*Your instructions*.
Filter the material below down to the lines with the word "icon" and give those lines.

======== Records provided ========

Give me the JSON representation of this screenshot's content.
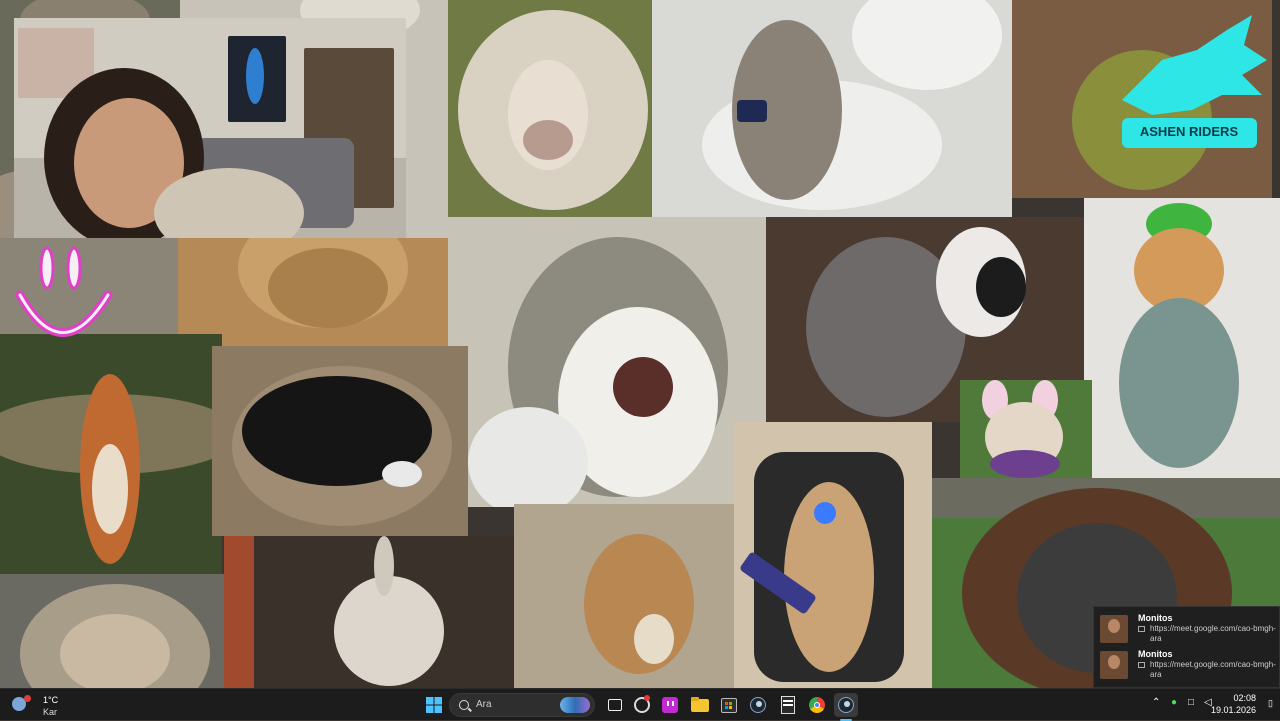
{
  "wallpaper": {
    "tiles": [
      "webcam-streamer",
      "sheep-with-hair",
      "cat-on-toilet-with-phone",
      "ashen-riders-logo",
      "orange-cat-blurry",
      "surprised-cat",
      "dog-and-cat-fighting",
      "cat-in-green-hat",
      "squirrel-arms-up",
      "black-dog-with-controller",
      "bulldog-bunny-ears",
      "monkey-sleeping",
      "donkey",
      "dog-with-bread",
      "cat-gaming-chair",
      "orangutan"
    ],
    "ashen_riders_text": "ASHEN RIDERS"
  },
  "notifications": [
    {
      "title": "Monitos",
      "body": "https://meet.google.com/cao-bmgh-ara"
    },
    {
      "title": "Monitos",
      "body": "https://meet.google.com/cao-bmgh-ara"
    }
  ],
  "taskbar": {
    "weather": {
      "temp": "1°C",
      "condition": "Kar"
    },
    "search_placeholder": "Ara",
    "apps": [
      "windows-start-icon",
      "file-view-icon",
      "copilot-icon",
      "twitch-icon",
      "file-explorer-icon",
      "microsoft-store-icon",
      "steam-icon",
      "epic-games-icon",
      "chrome-icon",
      "steam-active-icon"
    ],
    "clock": {
      "time": "02:08",
      "date": "19.01.2026"
    }
  },
  "colors": {
    "taskbar_bg": "#1c1c1c",
    "accent_magenta": "#e040c8",
    "ashen_cyan": "#2ee6e6"
  }
}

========

*Response box*.
      "windows-start-icon",
      "file-view-icon",
      "copilot-icon",
      "twitch-icon",
      "file-explorer-icon",
      "microsoft-store-icon",
      "steam-icon",
      "epic-games-icon",
      "chrome-icon",
      "steam-active-icon"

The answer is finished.